MC Scratch, Quantico’s Best DJ asks: Stephen Walker dying was highly unusual for the show, since this is a thing that Criminal Minds does not do often (I mean, I think he’s only the third person [from the BAU], besides Strauss and Gideon). Are you surprised that all of your characters have made it this far through everything they have been through? Have there been any plans in the past to kill off characters rather than letting them exit alive that did not pan out?
EM: Thanks for the question and your amazing handle! I love that so many of our characters have made it this far because it feels like what happens in the everyday workplace. Rarely do we lose someone to tragedy but it can happen which is why we went that route with Gideon, Strauss and Walker. We aren’t afraid to go there but we don’t do it regularly because I’d prefer to think of the heroes who have left the show as thriving in their life outside of the BAU instead of the alternative.
And: I’m sure all of the dog people in the world were happy to see Roxy with Luke on screen, and if I remember right, Roxy is coming back for Season 13. Can all of the cat lovers expect to see a Sergio cameo now that we have Prentiss back?
EM: We’ve talked about it in the writers’ room — fingers crossed we can find a way to have a Sergio cameo!
reidfan asks: PLEASE please please please please give Spencer a happy life, a happy love interest who 1. Isn’t nuts 2. Isn’t imaginary 3. Isn’t one of his coworkers and 4. Doesn’t die by the end of the episode.
EM: Reidfan! I like to have Matthew involved in any decisions involving Reid and we haven’t discussed the love interest for awhile. Reid had his hands full for the last two seasons dealing with mom’s health and the fallout of his help-at-whatever-cost actions but maybe we’ll circle back around to it. People have strong opinions on this — they either never want him to fall in love or they want it desperately.

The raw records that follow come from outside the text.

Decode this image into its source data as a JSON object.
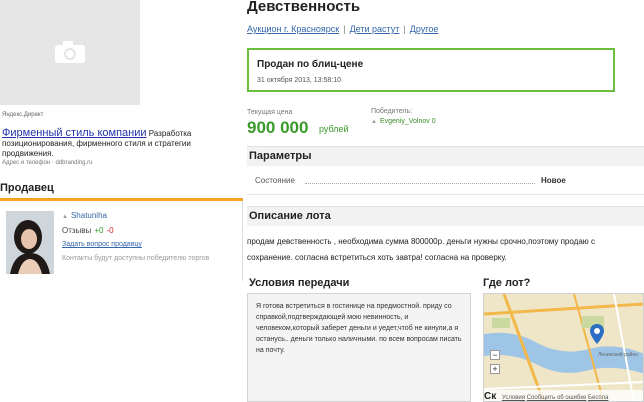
{
  "ad": {
    "label": "Яндекс.Директ",
    "title": "Фирменный стиль компании",
    "text": " Разработка позиционирования, фирменного стиля и стратегии продвижения.",
    "phone": "Адрес и телефон · ddbranding.ru"
  },
  "seller": {
    "heading": "Продавец",
    "name": "Shatuniha",
    "reviews_label": "Отзывы",
    "reviews_positive": "+0",
    "reviews_negative": "-0",
    "ask_link": "Задать вопрос продавцу",
    "contacts_note": "Контакты будут доступны победителю торгов"
  },
  "lot": {
    "title": "Девственность",
    "breadcrumb": [
      "Аукцион г. Красноярск",
      "Дети растут",
      "Другое"
    ],
    "sold_title": "Продан по блиц-цене",
    "sold_date": "31 октября 2013, 13:58:10",
    "price_label": "Текущая цена",
    "price_value": "900 000",
    "price_unit": "рублей",
    "winner_label": "Победитель:",
    "winner_name": "Evgeniy_Volnov",
    "winner_score": "0"
  },
  "params": {
    "heading": "Параметры",
    "rows": [
      {
        "name": "Состояние",
        "value": "Новое"
      }
    ]
  },
  "description": {
    "heading": "Описание лота",
    "line1": "продам девственность , необходима сумма 800000р. деньги нужны срочно,поэтому продаю с",
    "line2": "сохранение. согласна встретиться хоть завтра! согласна на проверку."
  },
  "conditions": {
    "heading": "Условия передачи",
    "text": "Я готова встретиться в гостинице на предмостной. приду со справкой,подтверждающей мою невинность, и человеком,который заберет деньги и уедет,чтоб не кинули,а я останусь.. деньги только наличными. по всем вопросам писать на почту."
  },
  "map": {
    "heading": "Где лот?",
    "zoom_out": "−",
    "zoom_in": "+",
    "brand": "Ск",
    "links": [
      "Условия",
      "Сообщить об ошибке",
      "Беспла"
    ],
    "town": "Ленинский район"
  },
  "colors": {
    "accent_green": "#6cbf3e",
    "price_green": "#3a9a2a",
    "seller_bar": "#f4a623",
    "link_blue": "#3366aa"
  }
}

Amazing!
JMO asks: If this is the show’s last season, is there a sense that story lines, like character arcs, should be wrapped up? Or is there a benefit to leaving some of them unfinished?

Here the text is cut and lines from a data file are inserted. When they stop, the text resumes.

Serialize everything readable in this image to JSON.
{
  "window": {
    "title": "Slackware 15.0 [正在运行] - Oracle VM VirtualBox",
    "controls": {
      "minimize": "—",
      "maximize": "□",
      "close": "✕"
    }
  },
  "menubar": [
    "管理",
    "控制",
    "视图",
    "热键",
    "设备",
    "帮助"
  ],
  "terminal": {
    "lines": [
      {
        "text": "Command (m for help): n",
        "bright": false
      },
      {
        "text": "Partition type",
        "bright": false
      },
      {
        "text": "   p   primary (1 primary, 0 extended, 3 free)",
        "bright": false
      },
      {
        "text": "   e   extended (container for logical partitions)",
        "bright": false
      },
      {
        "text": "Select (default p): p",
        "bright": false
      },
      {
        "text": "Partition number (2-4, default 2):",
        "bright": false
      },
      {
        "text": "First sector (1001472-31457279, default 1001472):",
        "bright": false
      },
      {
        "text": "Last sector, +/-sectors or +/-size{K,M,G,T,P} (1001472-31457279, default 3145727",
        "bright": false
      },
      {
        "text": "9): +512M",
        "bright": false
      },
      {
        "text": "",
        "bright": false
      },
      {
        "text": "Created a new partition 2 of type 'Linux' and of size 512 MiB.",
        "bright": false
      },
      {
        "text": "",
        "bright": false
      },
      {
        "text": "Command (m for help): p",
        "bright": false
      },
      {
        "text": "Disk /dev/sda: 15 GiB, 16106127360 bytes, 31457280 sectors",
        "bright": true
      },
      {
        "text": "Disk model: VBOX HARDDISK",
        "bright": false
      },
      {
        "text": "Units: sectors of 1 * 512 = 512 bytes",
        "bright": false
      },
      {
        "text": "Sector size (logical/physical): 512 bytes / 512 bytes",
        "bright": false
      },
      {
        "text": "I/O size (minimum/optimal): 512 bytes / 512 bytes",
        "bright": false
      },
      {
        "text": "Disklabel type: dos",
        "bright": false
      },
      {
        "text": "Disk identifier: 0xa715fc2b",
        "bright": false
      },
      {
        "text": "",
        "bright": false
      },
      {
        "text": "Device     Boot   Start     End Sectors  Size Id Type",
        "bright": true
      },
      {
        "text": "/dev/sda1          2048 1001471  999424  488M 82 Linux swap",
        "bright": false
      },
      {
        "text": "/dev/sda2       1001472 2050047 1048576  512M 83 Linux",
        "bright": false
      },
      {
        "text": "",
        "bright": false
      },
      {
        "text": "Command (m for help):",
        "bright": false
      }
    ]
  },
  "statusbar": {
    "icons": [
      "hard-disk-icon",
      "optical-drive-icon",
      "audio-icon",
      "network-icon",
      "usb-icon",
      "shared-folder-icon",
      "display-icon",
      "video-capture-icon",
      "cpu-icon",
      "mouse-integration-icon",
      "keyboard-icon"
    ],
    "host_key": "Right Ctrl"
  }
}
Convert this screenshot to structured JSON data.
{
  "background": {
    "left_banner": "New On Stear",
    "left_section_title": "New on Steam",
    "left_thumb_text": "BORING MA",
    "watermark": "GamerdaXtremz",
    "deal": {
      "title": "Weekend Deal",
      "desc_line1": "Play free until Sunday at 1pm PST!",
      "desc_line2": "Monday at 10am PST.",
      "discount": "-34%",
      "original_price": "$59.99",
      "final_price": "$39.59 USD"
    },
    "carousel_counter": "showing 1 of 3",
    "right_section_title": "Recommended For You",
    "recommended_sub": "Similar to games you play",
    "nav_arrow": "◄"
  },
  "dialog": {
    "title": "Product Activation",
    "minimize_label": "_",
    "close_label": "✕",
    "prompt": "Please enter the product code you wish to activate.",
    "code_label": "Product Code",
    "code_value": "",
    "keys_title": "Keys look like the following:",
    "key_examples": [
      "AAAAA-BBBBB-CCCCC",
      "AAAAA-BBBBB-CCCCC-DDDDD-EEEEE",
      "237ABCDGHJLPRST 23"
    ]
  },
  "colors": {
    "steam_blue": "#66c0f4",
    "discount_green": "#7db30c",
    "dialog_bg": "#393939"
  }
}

EM: Hey JMO! We’re not planning on a final season story line at all — whenever that day comes, the hope is that we have enough of a heads-up that we’ll get to wrap up stories and have a proper send off. But we have many more stories to tell and don’t plan on going anywhere yet!
Bookish Jen asks: In what ways did your writing for Alias differ from your Criminal Minds writing?

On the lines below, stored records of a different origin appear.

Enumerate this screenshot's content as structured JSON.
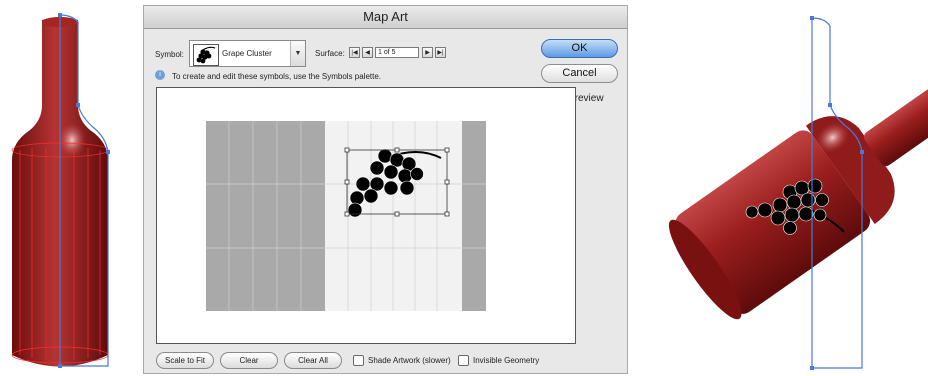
{
  "dialog": {
    "title": "Map Art",
    "symbol_label": "Symbol:",
    "symbol_value": "Grape Cluster",
    "surface_label": "Surface:",
    "surface_value": "1 of 5",
    "ok_label": "OK",
    "cancel_label": "Cancel",
    "preview_label": "Preview",
    "preview_checked": true,
    "info_text": "To create and edit these symbols, use the Symbols palette.",
    "scale_to_fit_label": "Scale to Fit",
    "clear_label": "Clear",
    "clear_all_label": "Clear All",
    "shade_artwork_label": "Shade Artwork (slower)",
    "shade_artwork_checked": false,
    "invisible_geometry_label": "Invisible Geometry",
    "invisible_geometry_checked": false
  },
  "icons": {
    "first": "first-page-icon",
    "prev": "previous-page-icon",
    "next": "next-page-icon",
    "last": "last-page-icon",
    "info": "info-icon",
    "symbol": "grape-cluster-icon"
  },
  "colors": {
    "wine": "#8b1a1a",
    "guide": "#4a78d6",
    "ok_button": "#5d9be4"
  }
}
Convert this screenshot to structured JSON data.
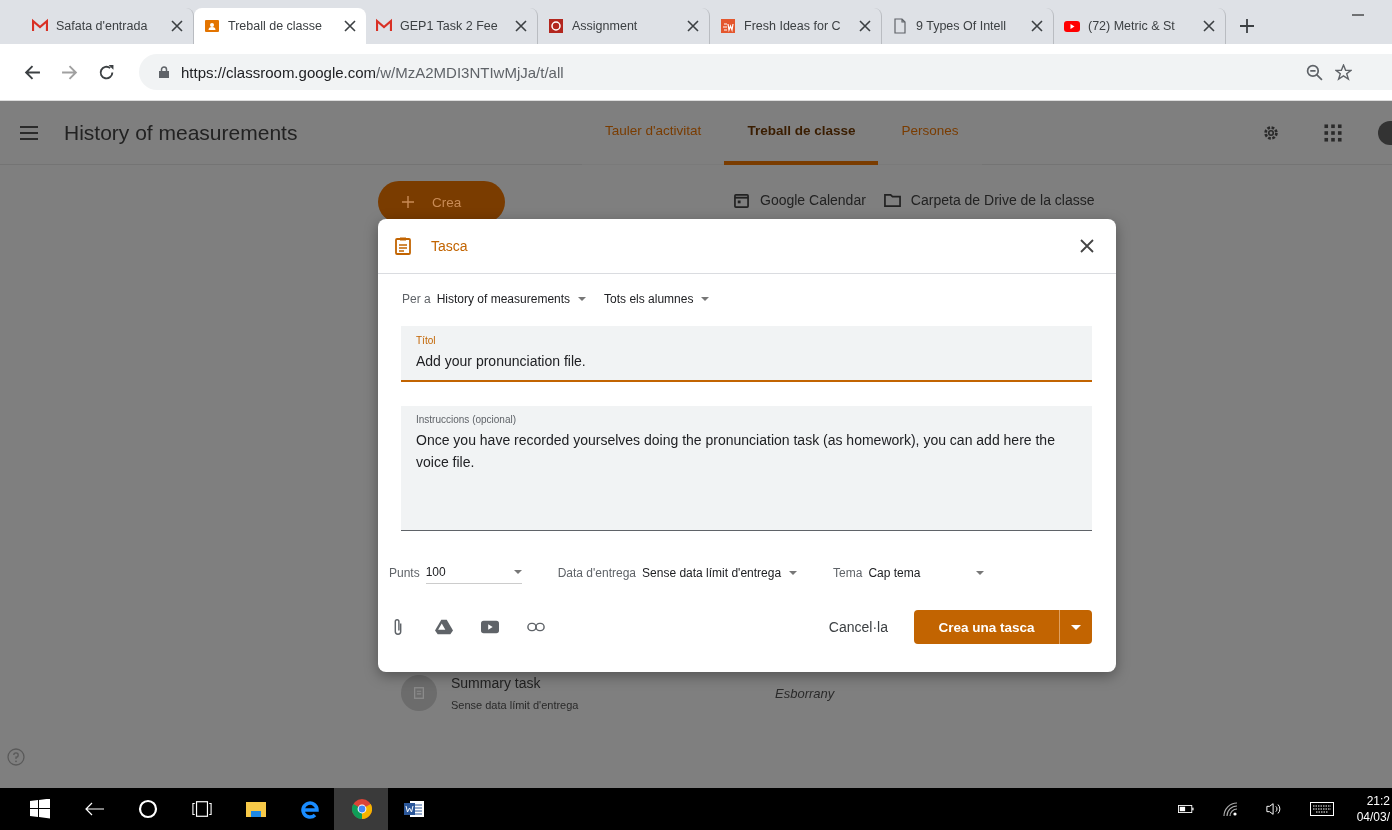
{
  "browser": {
    "tabs": [
      {
        "title": "Safata d'entrada",
        "kind": "mail",
        "selected": false
      },
      {
        "title": "Treball de classe",
        "kind": "classroom",
        "selected": true
      },
      {
        "title": "GEP1 Task 2 Fee",
        "kind": "mail",
        "selected": false
      },
      {
        "title": "Assignment",
        "kind": "document",
        "selected": false
      },
      {
        "title": "Fresh Ideas for C",
        "kind": "logo",
        "selected": false
      },
      {
        "title": "9 Types Of Intell",
        "kind": "page",
        "selected": false
      },
      {
        "title": "(72) Metric & St",
        "kind": "video",
        "selected": false
      }
    ],
    "url_host": "https://classroom.google.com",
    "url_path": "/w/MzA2MDI3NTIwMjJa/t/all"
  },
  "header": {
    "title": "History of measurements",
    "nav": [
      {
        "label": "Tauler d'activitat",
        "selected": false
      },
      {
        "label": "Treball de classe",
        "selected": true
      },
      {
        "label": "Persones",
        "selected": false
      }
    ]
  },
  "page": {
    "create_button": "Crea",
    "links": [
      "Google Calendar",
      "Carpeta de Drive de la classe"
    ],
    "task": {
      "title": "Summary task",
      "due": "Sense data límit d'entrega",
      "status": "Esborrany"
    }
  },
  "dialog": {
    "title": "Tasca",
    "for_label": "Per a",
    "class": "History of measurements",
    "students": "Tots els alumnes",
    "title_field": {
      "label": "Títol",
      "value": "Add your pronunciation file."
    },
    "instructions_field": {
      "label": "Instruccions (opcional)",
      "value": "Once you have recorded yourselves doing the pronunciation task (as homework), you can add here the voice file."
    },
    "points_label": "Punts",
    "points": "100",
    "due_label": "Data d'entrega",
    "due": "Sense data límit d'entrega",
    "topic_label": "Tema",
    "topic": "Cap tema",
    "cancel": "Cancel·la",
    "submit": "Crea una tasca"
  },
  "taskbar": {
    "time": "21:2",
    "date": "04/03/"
  }
}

EM: Hi Bookish Jen! As you know, Alias was very serialized for Syd’s personal story which always had consequences in her work life. It makes for a longer process in the room because you have to pick up threads from the previous episode. CM’s typical structure makes the week-to-week storytelling more contained so multiple writers can be off on multiple scripts at the same time. It makes for a very efficient writers’ room.
@WedNightGirls asks: You’ve said previously that the BAU will be back to solving the case of the week for the most part. Should we get a season 14, the show’s 300th episode will be the season premiere. Without a big bad, or a season-long plot, how do you envision the last episodes of season 13 as a warmup for such an iconic episode?
EM: Another great handle! We’re talking about how to have episode 299 and 300 be a two-parter. That way the big bad can be introduced late in our season 13 and cause trouble for the start of season 14!
TJ: Congratulations on launching your own production company! That’s HUGE! Can you share with us a little more information about your plans for Erica Messer Productions, and fan @KR9582 is especially curious about your green-lit (lighted?) project, Paradise Falls?
EM: Thanks so much! I’m interested in creating content that is still hero-driven like CM but without the heated battle of good versus evil. I think it’s really important to foster relationships with storytellers and the production company allows that to happen.
TJ: I could go on all day, but I think I’ve taken up enough of your time! Thank you, Erica Messer!
EM: Thank you so much for all of your support over the years and for continuing to love our BAU team as much as we do!